DATA SUPPLIED START

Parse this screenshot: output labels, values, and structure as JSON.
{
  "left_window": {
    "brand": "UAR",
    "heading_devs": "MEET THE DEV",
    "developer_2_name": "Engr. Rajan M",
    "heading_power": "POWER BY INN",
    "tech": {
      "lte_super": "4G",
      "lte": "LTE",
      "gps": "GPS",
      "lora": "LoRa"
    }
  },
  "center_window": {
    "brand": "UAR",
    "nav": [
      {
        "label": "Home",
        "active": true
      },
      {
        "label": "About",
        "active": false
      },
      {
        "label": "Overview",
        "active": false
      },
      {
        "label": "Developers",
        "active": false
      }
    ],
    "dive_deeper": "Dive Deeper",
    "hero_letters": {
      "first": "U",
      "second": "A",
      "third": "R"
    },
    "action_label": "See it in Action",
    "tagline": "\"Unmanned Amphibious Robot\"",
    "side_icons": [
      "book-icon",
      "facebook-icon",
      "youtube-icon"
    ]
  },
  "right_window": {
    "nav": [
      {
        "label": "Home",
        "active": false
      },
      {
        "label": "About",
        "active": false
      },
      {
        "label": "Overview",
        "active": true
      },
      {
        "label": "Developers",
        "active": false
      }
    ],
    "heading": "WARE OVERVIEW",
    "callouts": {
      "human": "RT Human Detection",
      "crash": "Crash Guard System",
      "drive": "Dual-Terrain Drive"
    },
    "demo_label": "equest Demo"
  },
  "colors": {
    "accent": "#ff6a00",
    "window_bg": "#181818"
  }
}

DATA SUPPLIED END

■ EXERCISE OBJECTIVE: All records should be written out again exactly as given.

■ OUTPUT:
Parse this screenshot: output labels, values, and structure as JSON.
{
  "left_window": {
    "brand": "UAR",
    "heading_devs": "MEET THE DEV",
    "developer_2_name": "Engr. Rajan M",
    "heading_power": "POWER BY INN",
    "tech": {
      "lte_super": "4G",
      "lte": "LTE",
      "gps": "GPS",
      "lora": "LoRa"
    }
  },
  "center_window": {
    "brand": "UAR",
    "nav": [
      {
        "label": "Home",
        "active": true
      },
      {
        "label": "About",
        "active": false
      },
      {
        "label": "Overview",
        "active": false
      },
      {
        "label": "Developers",
        "active": false
      }
    ],
    "dive_deeper": "Dive Deeper",
    "hero_letters": {
      "first": "U",
      "second": "A",
      "third": "R"
    },
    "action_label": "See it in Action",
    "tagline": "\"Unmanned Amphibious Robot\"",
    "side_icons": [
      "book-icon",
      "facebook-icon",
      "youtube-icon"
    ]
  },
  "right_window": {
    "nav": [
      {
        "label": "Home",
        "active": false
      },
      {
        "label": "About",
        "active": false
      },
      {
        "label": "Overview",
        "active": true
      },
      {
        "label": "Developers",
        "active": false
      }
    ],
    "heading": "WARE OVERVIEW",
    "callouts": {
      "human": "RT Human Detection",
      "crash": "Crash Guard System",
      "drive": "Dual-Terrain Drive"
    },
    "demo_label": "equest Demo"
  },
  "colors": {
    "accent": "#ff6a00",
    "window_bg": "#181818"
  }
}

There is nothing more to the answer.